=== Work to complete ===
Extract all lines that hold "Engineering" from the records below.

(Component data from apps and pages)

==========

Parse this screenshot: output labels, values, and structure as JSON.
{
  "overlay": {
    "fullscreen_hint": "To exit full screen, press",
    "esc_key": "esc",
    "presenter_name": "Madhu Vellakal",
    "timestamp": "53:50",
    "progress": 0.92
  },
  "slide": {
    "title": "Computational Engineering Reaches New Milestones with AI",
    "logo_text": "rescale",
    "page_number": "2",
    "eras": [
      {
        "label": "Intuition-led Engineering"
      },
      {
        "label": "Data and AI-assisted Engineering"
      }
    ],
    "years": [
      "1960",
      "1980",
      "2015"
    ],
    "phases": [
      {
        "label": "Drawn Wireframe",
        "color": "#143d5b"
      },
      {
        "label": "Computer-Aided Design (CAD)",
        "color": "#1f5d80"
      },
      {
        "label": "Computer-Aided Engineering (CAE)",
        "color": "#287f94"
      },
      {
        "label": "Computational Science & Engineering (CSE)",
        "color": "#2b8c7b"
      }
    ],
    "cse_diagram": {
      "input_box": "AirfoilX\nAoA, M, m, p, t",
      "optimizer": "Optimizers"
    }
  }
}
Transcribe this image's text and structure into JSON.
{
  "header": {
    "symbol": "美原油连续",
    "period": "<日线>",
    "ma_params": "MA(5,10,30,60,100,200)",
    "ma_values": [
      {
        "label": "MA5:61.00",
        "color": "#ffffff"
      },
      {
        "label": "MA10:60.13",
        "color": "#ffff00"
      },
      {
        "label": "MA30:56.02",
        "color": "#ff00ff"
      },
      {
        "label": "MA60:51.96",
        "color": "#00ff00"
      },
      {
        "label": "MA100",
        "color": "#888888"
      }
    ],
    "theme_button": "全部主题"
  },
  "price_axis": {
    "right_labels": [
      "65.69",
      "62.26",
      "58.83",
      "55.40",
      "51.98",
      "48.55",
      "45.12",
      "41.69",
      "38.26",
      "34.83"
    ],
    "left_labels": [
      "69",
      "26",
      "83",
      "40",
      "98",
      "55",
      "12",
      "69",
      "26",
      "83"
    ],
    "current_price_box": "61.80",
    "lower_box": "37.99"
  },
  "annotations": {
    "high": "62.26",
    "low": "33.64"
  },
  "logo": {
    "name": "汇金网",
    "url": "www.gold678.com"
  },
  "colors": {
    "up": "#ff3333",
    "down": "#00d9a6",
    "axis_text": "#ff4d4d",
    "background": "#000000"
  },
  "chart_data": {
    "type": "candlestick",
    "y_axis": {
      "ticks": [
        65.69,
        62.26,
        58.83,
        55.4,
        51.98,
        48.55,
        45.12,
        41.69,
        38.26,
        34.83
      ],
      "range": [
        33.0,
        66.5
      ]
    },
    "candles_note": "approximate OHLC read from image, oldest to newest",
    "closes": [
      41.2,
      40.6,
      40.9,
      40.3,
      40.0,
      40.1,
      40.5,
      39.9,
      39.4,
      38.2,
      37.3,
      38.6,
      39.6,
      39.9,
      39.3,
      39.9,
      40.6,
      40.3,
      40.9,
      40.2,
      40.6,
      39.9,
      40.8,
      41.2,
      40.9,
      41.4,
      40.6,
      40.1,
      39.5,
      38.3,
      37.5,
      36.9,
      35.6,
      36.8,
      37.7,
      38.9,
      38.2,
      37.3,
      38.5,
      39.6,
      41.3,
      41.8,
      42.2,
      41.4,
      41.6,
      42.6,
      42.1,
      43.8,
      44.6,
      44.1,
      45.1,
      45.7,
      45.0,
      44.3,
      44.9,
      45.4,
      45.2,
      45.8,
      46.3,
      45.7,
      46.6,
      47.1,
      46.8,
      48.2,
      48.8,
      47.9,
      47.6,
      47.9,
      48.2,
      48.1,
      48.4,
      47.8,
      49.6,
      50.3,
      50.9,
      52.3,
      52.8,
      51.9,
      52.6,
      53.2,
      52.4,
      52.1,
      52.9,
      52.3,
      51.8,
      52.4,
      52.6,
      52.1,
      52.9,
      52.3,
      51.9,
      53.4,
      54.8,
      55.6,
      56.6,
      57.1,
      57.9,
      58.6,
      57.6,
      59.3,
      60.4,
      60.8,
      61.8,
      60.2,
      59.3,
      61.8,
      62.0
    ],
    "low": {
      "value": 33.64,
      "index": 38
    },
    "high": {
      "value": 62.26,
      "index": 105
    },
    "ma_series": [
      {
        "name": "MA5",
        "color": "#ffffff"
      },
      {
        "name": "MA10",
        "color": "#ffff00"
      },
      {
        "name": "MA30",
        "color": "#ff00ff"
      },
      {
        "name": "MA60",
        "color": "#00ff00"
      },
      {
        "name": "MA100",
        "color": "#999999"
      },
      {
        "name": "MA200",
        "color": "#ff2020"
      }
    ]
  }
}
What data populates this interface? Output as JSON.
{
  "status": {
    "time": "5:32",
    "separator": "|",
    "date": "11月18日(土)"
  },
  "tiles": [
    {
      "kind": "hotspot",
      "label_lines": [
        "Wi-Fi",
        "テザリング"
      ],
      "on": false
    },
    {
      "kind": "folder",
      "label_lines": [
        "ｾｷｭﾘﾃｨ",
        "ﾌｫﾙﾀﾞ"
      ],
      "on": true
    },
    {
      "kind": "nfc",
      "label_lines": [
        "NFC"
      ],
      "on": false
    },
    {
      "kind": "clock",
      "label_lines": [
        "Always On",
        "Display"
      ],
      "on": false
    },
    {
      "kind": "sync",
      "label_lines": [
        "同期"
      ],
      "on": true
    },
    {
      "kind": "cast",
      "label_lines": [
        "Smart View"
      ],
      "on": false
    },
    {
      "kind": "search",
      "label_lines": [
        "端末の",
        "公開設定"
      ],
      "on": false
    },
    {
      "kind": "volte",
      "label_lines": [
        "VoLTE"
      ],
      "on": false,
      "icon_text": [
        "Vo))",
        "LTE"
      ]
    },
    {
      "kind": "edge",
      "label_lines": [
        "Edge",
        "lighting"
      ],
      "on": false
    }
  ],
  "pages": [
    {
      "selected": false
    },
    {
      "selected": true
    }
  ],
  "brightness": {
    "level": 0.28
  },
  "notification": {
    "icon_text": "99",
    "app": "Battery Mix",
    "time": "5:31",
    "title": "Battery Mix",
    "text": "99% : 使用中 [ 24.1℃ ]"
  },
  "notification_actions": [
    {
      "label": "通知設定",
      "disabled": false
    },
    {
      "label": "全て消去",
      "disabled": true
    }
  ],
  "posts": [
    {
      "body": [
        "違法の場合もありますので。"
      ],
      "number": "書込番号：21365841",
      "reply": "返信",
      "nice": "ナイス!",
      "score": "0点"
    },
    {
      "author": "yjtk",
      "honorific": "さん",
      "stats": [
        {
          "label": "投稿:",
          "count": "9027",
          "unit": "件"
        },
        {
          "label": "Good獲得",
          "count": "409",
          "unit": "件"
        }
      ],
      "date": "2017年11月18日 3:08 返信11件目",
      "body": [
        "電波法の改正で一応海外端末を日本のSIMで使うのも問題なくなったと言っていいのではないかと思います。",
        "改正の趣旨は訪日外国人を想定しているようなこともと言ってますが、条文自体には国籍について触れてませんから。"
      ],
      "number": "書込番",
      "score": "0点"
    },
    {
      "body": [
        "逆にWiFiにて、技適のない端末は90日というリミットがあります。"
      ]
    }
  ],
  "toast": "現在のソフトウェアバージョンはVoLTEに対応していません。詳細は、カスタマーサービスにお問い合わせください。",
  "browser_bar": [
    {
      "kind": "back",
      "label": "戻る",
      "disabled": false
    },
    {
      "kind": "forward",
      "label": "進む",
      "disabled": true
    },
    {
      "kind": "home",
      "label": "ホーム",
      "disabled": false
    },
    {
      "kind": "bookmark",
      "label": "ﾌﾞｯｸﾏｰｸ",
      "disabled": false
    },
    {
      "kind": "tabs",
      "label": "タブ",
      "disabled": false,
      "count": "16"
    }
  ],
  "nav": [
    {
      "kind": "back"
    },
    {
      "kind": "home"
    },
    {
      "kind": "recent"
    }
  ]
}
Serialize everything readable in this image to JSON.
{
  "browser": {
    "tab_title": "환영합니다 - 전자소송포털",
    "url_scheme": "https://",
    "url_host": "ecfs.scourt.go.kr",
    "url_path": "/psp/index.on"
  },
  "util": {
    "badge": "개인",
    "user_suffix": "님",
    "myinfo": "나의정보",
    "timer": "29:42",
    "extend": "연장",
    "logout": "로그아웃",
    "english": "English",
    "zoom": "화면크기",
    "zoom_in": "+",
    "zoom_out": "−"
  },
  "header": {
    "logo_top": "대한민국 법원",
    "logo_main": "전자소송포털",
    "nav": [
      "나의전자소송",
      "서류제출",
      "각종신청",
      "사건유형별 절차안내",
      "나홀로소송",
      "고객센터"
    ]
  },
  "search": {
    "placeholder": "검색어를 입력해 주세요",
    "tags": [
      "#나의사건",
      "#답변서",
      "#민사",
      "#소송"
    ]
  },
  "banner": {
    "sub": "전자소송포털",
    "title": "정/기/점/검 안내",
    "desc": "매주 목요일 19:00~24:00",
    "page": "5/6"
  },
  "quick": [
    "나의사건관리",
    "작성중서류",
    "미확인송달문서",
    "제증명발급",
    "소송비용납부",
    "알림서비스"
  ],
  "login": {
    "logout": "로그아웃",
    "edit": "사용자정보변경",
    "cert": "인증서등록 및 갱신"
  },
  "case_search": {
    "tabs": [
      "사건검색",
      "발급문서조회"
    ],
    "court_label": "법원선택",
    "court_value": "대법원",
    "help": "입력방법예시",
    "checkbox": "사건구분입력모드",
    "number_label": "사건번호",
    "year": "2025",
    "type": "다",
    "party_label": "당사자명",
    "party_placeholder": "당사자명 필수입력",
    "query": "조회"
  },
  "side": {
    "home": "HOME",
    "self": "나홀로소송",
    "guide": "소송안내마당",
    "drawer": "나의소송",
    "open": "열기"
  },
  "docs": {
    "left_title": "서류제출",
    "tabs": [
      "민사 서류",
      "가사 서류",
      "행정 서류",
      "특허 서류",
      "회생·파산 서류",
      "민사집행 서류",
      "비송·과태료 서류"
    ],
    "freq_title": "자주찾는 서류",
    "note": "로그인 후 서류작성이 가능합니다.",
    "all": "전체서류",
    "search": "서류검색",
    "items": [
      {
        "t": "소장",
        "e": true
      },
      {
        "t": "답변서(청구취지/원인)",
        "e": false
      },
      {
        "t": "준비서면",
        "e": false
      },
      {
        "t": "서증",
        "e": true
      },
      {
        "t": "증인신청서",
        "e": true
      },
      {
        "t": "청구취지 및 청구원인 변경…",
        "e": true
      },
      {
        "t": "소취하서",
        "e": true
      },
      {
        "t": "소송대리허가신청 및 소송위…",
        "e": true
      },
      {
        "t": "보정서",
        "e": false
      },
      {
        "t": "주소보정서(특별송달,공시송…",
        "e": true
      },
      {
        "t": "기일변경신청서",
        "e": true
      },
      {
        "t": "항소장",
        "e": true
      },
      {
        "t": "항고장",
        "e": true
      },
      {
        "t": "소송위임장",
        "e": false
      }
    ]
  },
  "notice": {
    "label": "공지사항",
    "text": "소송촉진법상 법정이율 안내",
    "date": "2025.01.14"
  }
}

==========

=== Solved problem ===
    "title": "Computational Engineering Reaches New Milestones with AI",
        "label": "Intuition-led Engineering"
        "label": "Data and AI-assisted Engineering"
        "label": "Computer-Aided Engineering (CAE)",
        "label": "Computational Science & Engineering (CSE)",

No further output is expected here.